[ visual art ]
It's been five years since she closed her beloved little Spector Gallery — home base of some of Philly's finest (and most fun) visual artists, including Jim Houser, Ben Woodward, Randall Sellers and Rebecca Westcott — and Shelley Spector's picked up a few tricks. Most recently, she's been the artist-in-residence at NextFab Studio, University City's high-tech "gym for innovators" with all those amazing 3-D printers and such. What caught Spector's eye were the cutting-edge laser tools and digital sewing machines, equipment she trained on to push the boundaries of her already daring multimedia artwork. The product of her labor is "Dreck Groove," a new exhibition at Esther Klein Gallery inspired by this past summer's myriad environmental quagmires like Hurricane Irene and the Fukushima meltdown. The pieces are an unholy meshing of the slick and the gritty, making clever use of cereal boxes, old clothes and other reclaimed products. Like Spector, they were primed for bold reinvention.
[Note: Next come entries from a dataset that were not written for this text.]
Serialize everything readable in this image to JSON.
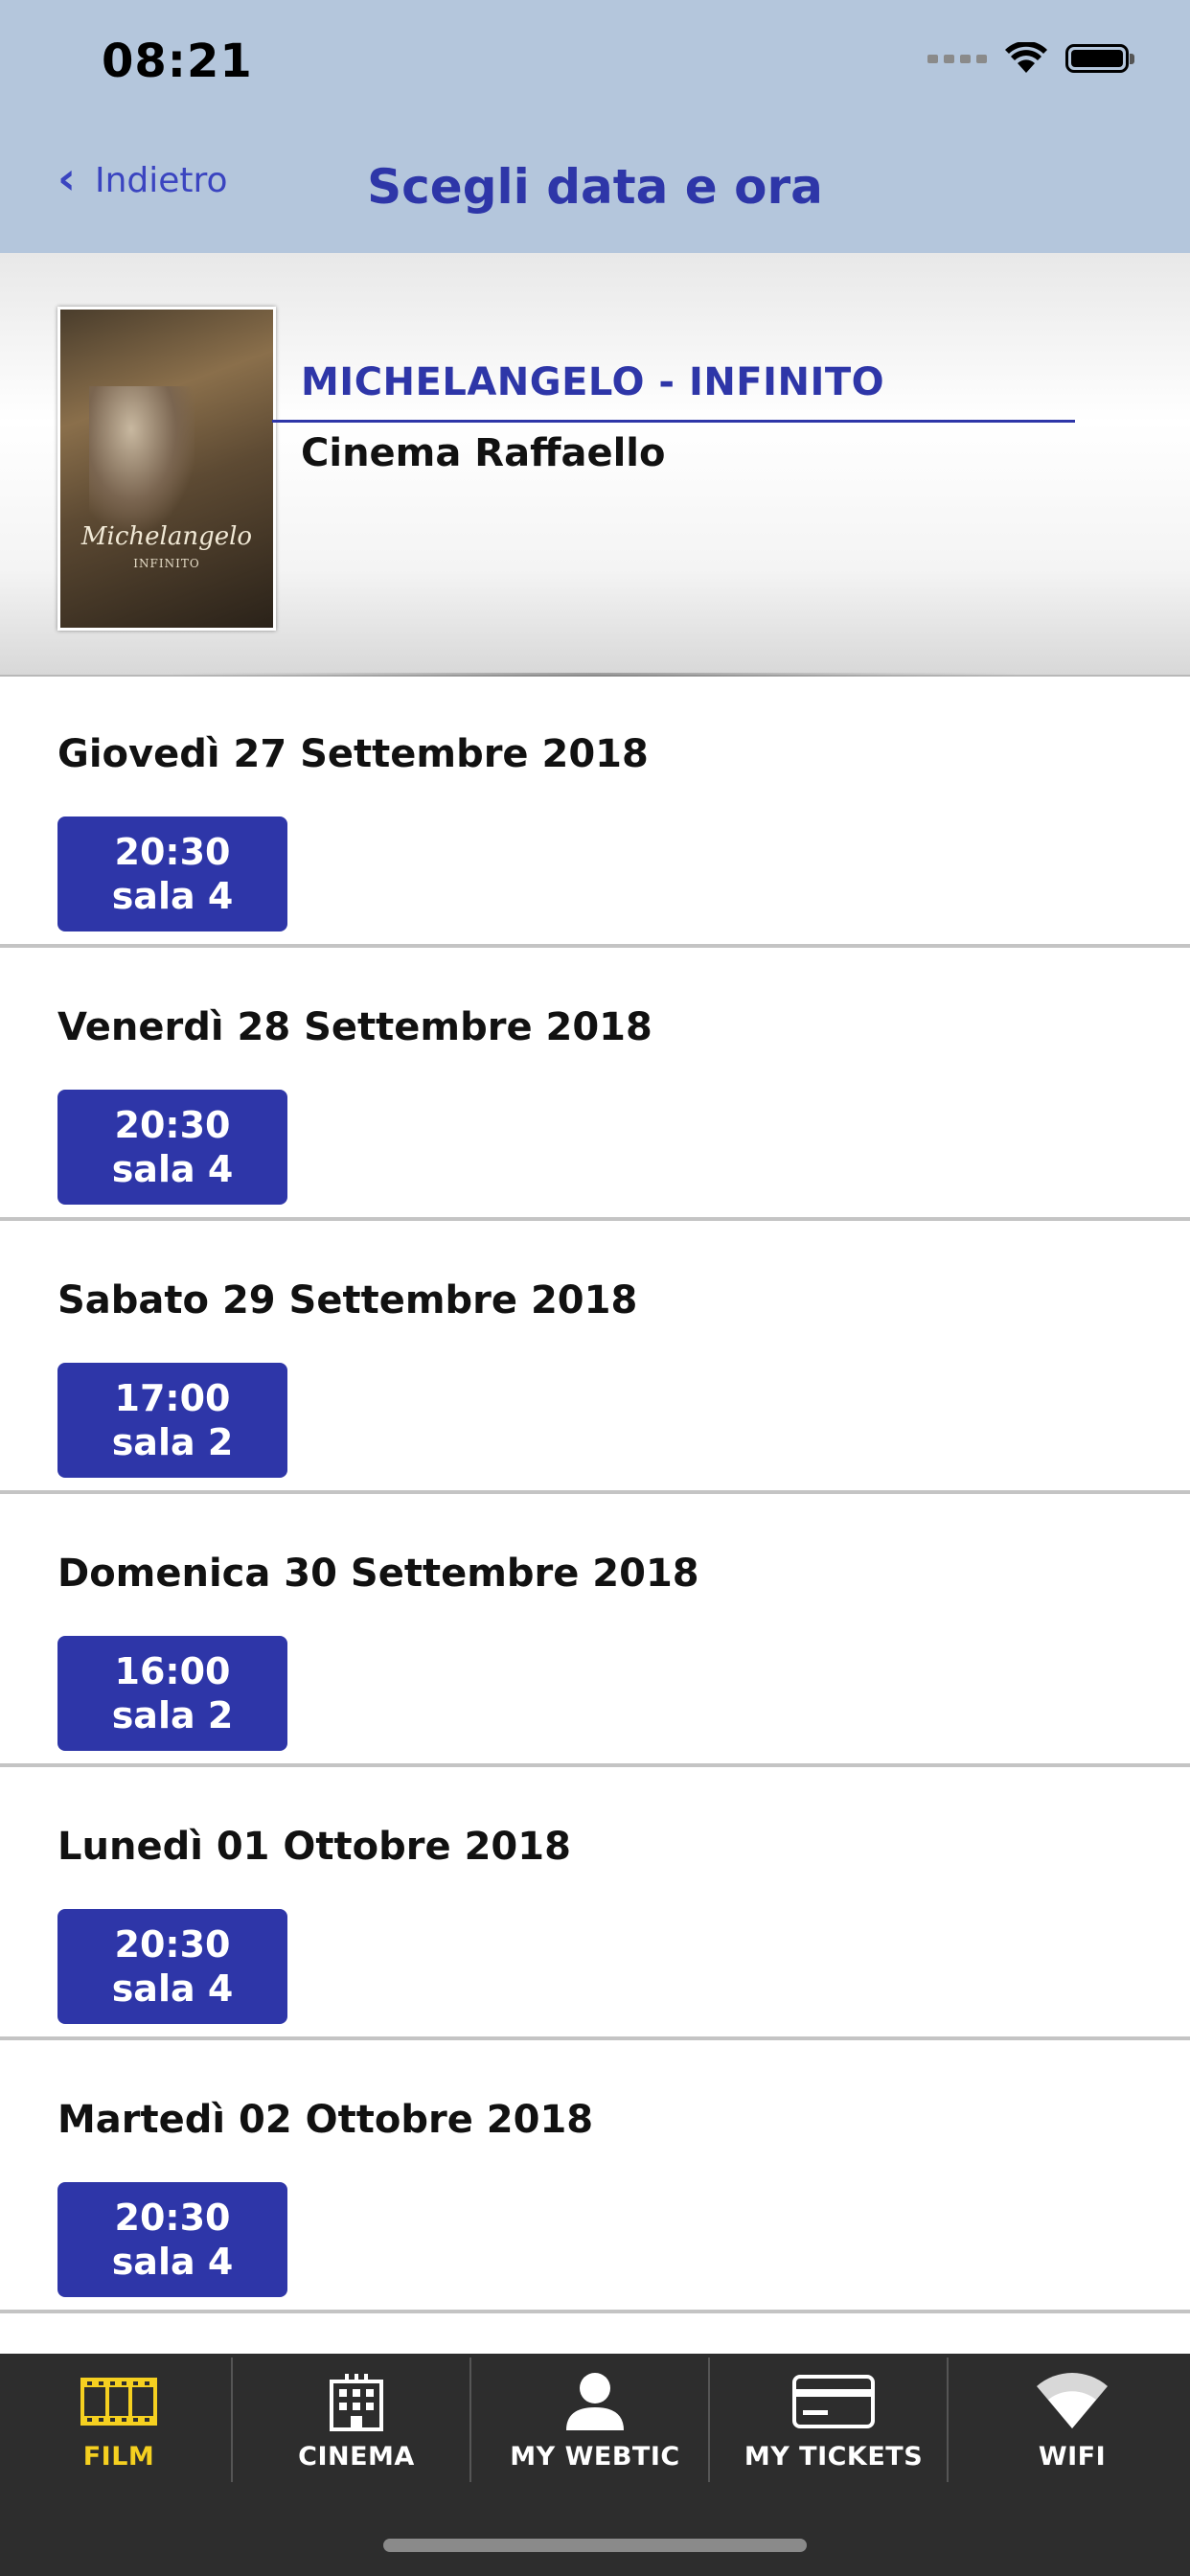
{
  "status_bar": {
    "time": "08:21"
  },
  "nav": {
    "back_label": "Indietro",
    "title": "Scegli data e ora"
  },
  "movie": {
    "title": "MICHELANGELO - INFINITO",
    "cinema": "Cinema Raffaello",
    "poster_text": "Michelangelo",
    "poster_subtext": "INFINITO"
  },
  "schedule": [
    {
      "date": "Giovedì 27 Settembre 2018",
      "time": "20:30",
      "room": "sala 4"
    },
    {
      "date": "Venerdì 28 Settembre 2018",
      "time": "20:30",
      "room": "sala 4"
    },
    {
      "date": "Sabato 29 Settembre 2018",
      "time": "17:00",
      "room": "sala 2"
    },
    {
      "date": "Domenica 30 Settembre 2018",
      "time": "16:00",
      "room": "sala 2"
    },
    {
      "date": "Lunedì 01 Ottobre 2018",
      "time": "20:30",
      "room": "sala 4"
    },
    {
      "date": "Martedì 02 Ottobre 2018",
      "time": "20:30",
      "room": "sala 4"
    }
  ],
  "tabs": [
    {
      "label": "FILM",
      "icon": "film-icon",
      "active": true
    },
    {
      "label": "CINEMA",
      "icon": "cinema-building-icon",
      "active": false
    },
    {
      "label": "MY WEBTIC",
      "icon": "user-icon",
      "active": false
    },
    {
      "label": "MY TICKETS",
      "icon": "credit-card-icon",
      "active": false
    },
    {
      "label": "WIFI",
      "icon": "wifi-icon",
      "active": false
    }
  ],
  "colors": {
    "accent": "#2e36a8",
    "nav_background": "#b4c6dc",
    "tab_active": "#f5d020",
    "tabbar": "#2d2d2d"
  }
}
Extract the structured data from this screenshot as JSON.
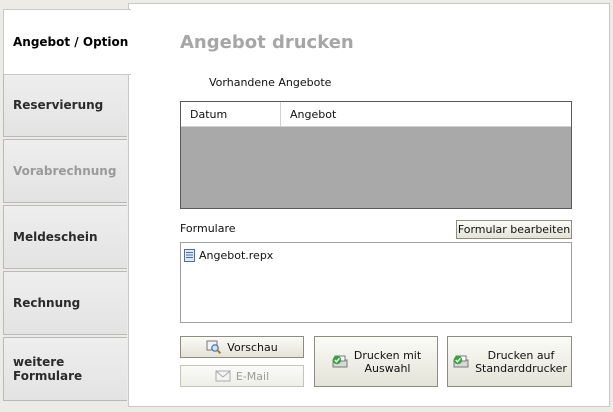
{
  "tabs": [
    {
      "label": "Angebot / Option",
      "state": "active"
    },
    {
      "label": "Reservierung",
      "state": "normal"
    },
    {
      "label": "Vorabrechnung",
      "state": "disabled"
    },
    {
      "label": "Meldeschein",
      "state": "normal"
    },
    {
      "label": "Rechnung",
      "state": "normal"
    },
    {
      "label": "weitere Formulare",
      "state": "normal"
    }
  ],
  "main": {
    "title": "Angebot drucken",
    "offers_label": "Vorhandene Angebote",
    "offers_columns": [
      "Datum",
      "Angebot"
    ],
    "forms_label": "Formulare",
    "edit_form_button": "Formular bearbeiten",
    "forms": [
      "Angebot.repx"
    ],
    "preview_button": "Vorschau",
    "email_button": "E-Mail",
    "print_selection_button": [
      "Drucken mit",
      "Auswahl"
    ],
    "print_default_button": [
      "Drucken auf",
      "Standarddrucker"
    ]
  },
  "colors": {
    "title": "#a6a6a6",
    "grid_background": "#a9a9a9",
    "disabled_text": "#9a9a9a"
  }
}
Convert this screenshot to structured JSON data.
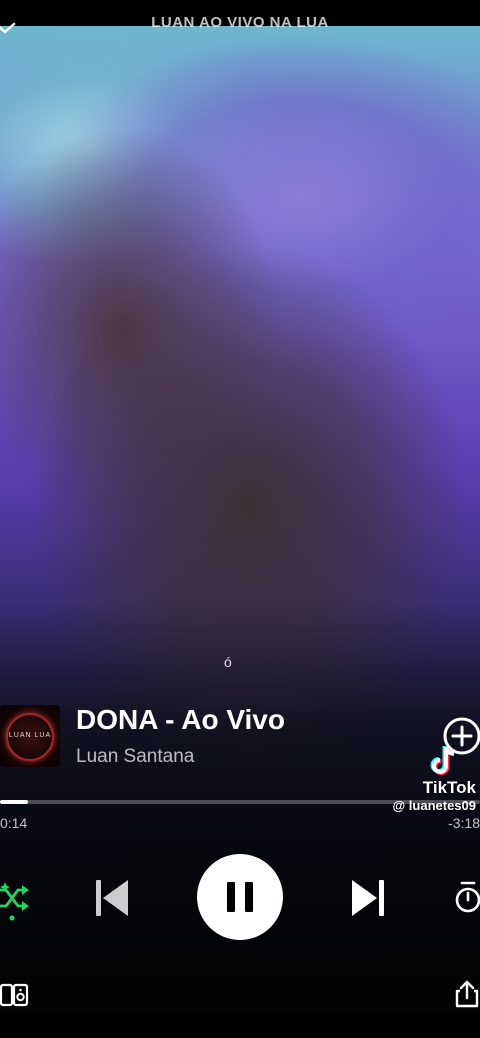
{
  "header": {
    "playlist_title": "LUAN AO VIVO NA LUA"
  },
  "video": {
    "caption": "ó"
  },
  "track": {
    "cover_text": "LUAN LUA",
    "title": "DONA - Ao Vivo",
    "artist": "Luan Santana"
  },
  "progress": {
    "elapsed": "0:14",
    "remaining": "-3:18",
    "fraction": 0.058
  },
  "watermark": {
    "brand": "TikTok",
    "username": "@ luanetes09"
  },
  "icons": {
    "collapse": "chevron-down-icon",
    "add": "add-circle-icon",
    "shuffle": "smart-shuffle-icon",
    "previous": "skip-previous-icon",
    "pause": "pause-icon",
    "next": "skip-next-icon",
    "timer": "sleep-timer-icon",
    "devices": "connect-devices-icon",
    "share": "share-icon",
    "tiktok": "tiktok-logo-icon"
  },
  "colors": {
    "accent": "#1ed760",
    "background": "#000000"
  }
}
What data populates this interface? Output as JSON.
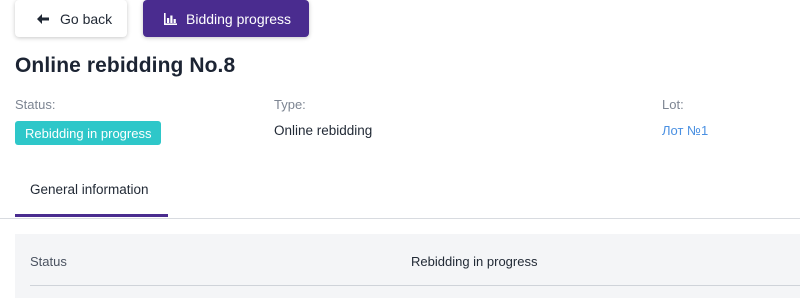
{
  "toolbar": {
    "back_label": "Go back",
    "progress_label": "Bidding progress"
  },
  "page": {
    "title": "Online rebidding No.8"
  },
  "fields": {
    "status_label": "Status:",
    "status_value": "Rebidding in progress",
    "type_label": "Type:",
    "type_value": "Online rebidding",
    "lot_label": "Lot:",
    "lot_value": "Лот №1"
  },
  "tabs": [
    {
      "label": "General information",
      "active": true
    }
  ],
  "general_info": {
    "rows": [
      {
        "key": "Status",
        "value": "Rebidding in progress"
      }
    ]
  },
  "colors": {
    "brand_purple": "#4a2c8f",
    "status_teal": "#2ec7c9",
    "link_blue": "#4a90e2"
  },
  "icons": {
    "back": "arrow-left-icon",
    "progress": "bar-chart-icon"
  }
}
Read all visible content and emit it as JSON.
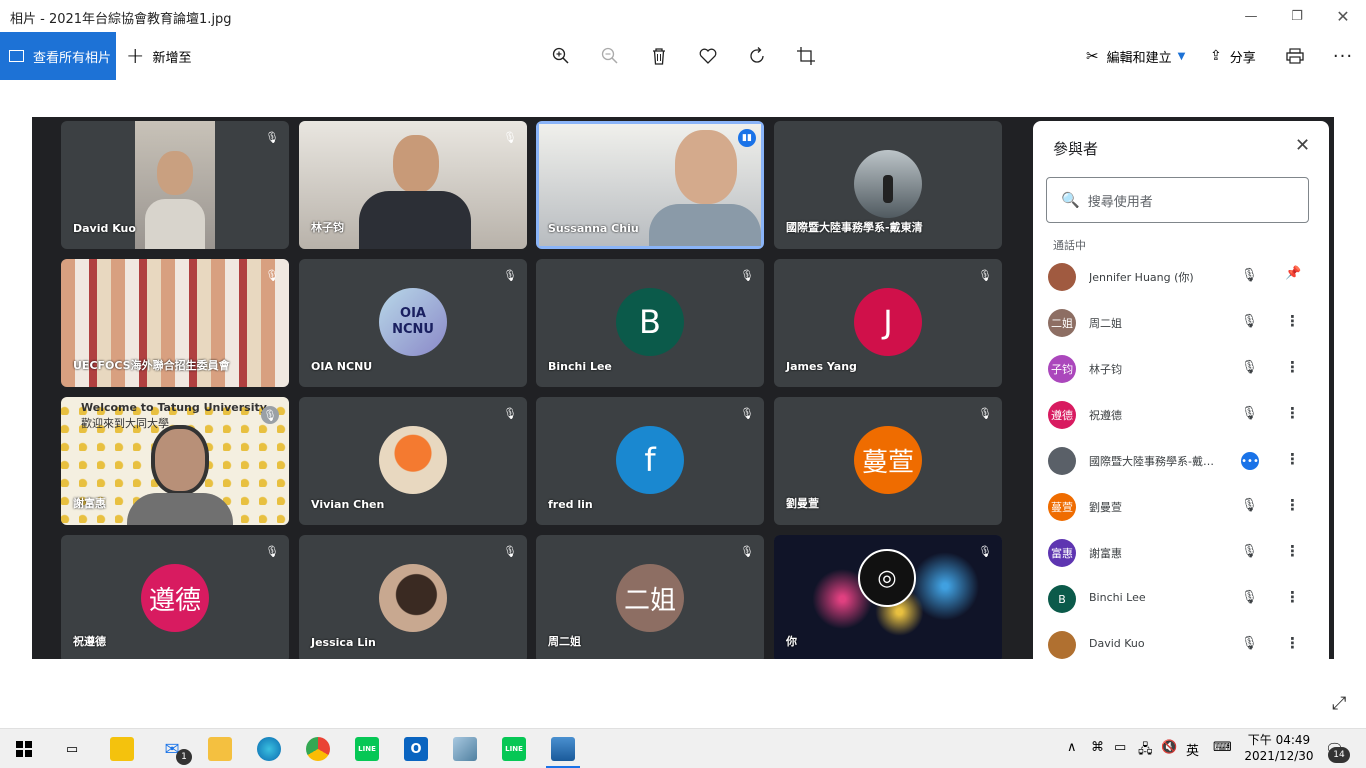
{
  "window": {
    "title": "相片 - 2021年台綜協會教育論壇1.jpg",
    "minimize_icon": "minimize-icon",
    "maximize_icon": "restore-icon",
    "close_icon": "close-icon"
  },
  "toolbar": {
    "view_all_label": "查看所有相片",
    "add_to_label": "新增至",
    "edit_label": "編輯和建立",
    "share_label": "分享",
    "icons": [
      "zoom-in-icon",
      "zoom-out-icon",
      "delete-icon",
      "favorite-icon",
      "rotate-icon",
      "crop-icon",
      "print-icon",
      "more-icon"
    ]
  },
  "meeting": {
    "tiles": [
      {
        "name": "David Kuo",
        "type": "video",
        "bg": "#6b6e70"
      },
      {
        "name": "林子钧",
        "type": "video",
        "bg": "#6a6560"
      },
      {
        "name": "Sussanna Chiu",
        "type": "video",
        "bg": "#7b838a",
        "speaking": true
      },
      {
        "name": "國際暨大陸事務學系-戴東清",
        "type": "photo-avatar",
        "bg": "#4a5058"
      },
      {
        "name": "UECFOCS海外聯合招生委員會",
        "type": "video",
        "bg": "#7a5a4a"
      },
      {
        "name": "OIA NCNU",
        "type": "text-avatar",
        "initial": "OIA NCNU",
        "color": "#9fb5d6"
      },
      {
        "name": "Binchi Lee",
        "type": "letter-avatar",
        "initial": "B",
        "color": "#0b5a4a"
      },
      {
        "name": "James Yang",
        "type": "letter-avatar",
        "initial": "J",
        "color": "#d0104a"
      },
      {
        "name": "謝富惠",
        "type": "video",
        "bg": "#d9cfa0",
        "overlay_title": "Welcome to Tatung University",
        "overlay_sub": "歡迎來到大同大學"
      },
      {
        "name": "Vivian Chen",
        "type": "photo-avatar",
        "bg": "#e8774a"
      },
      {
        "name": "fred lin",
        "type": "letter-avatar",
        "initial": "f",
        "color": "#1a88d0"
      },
      {
        "name": "劉曼萱",
        "type": "letter-avatar",
        "initial": "蔓萱",
        "color": "#ef6c00"
      },
      {
        "name": "祝遵德",
        "type": "letter-avatar",
        "initial": "遵德",
        "color": "#d81b60"
      },
      {
        "name": "Jessica Lin",
        "type": "photo-avatar",
        "bg": "#8a6a58"
      },
      {
        "name": "周二姐",
        "type": "letter-avatar",
        "initial": "二姐",
        "color": "#8d6e63"
      },
      {
        "name": "你",
        "type": "video",
        "bg": "#1a1f3a"
      }
    ],
    "panel": {
      "title": "參與者",
      "search_placeholder": "搜尋使用者",
      "section": "通話中",
      "participants": [
        {
          "name": "Jennifer Huang (你)",
          "initial": "",
          "color": "#a05a40",
          "action": "pin-icon"
        },
        {
          "name": "周二姐",
          "initial": "二姐",
          "color": "#8d6e63",
          "action": "more-vert-icon"
        },
        {
          "name": "林子钧",
          "initial": "子钧",
          "color": "#ab47bc",
          "action": "more-vert-icon"
        },
        {
          "name": "祝遵德",
          "initial": "遵德",
          "color": "#d81b60",
          "action": "more-vert-icon"
        },
        {
          "name": "國際暨大陸事務學系-戴東清",
          "initial": "",
          "color": "#5a6068",
          "action": "more-vert-icon"
        },
        {
          "name": "劉曼萱",
          "initial": "蔓萱",
          "color": "#ef6c00",
          "action": "more-vert-icon"
        },
        {
          "name": "謝富惠",
          "initial": "富惠",
          "color": "#5e35b1",
          "action": "more-vert-icon"
        },
        {
          "name": "Binchi Lee",
          "initial": "B",
          "color": "#0b5a4a",
          "action": "more-vert-icon"
        },
        {
          "name": "David Kuo",
          "initial": "",
          "color": "#b07030",
          "action": "more-vert-icon"
        }
      ]
    }
  },
  "taskbar": {
    "mail_badge": "1",
    "ime": "英",
    "clock_period_time": "下午 04:49",
    "date": "2021/12/30",
    "notifications": "14"
  }
}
Opening reception Fri., Feb. 17, through March 30, 5-8 p.m., free, Esther Klein Gallery, 3600 Market St., breadboardphilly.org.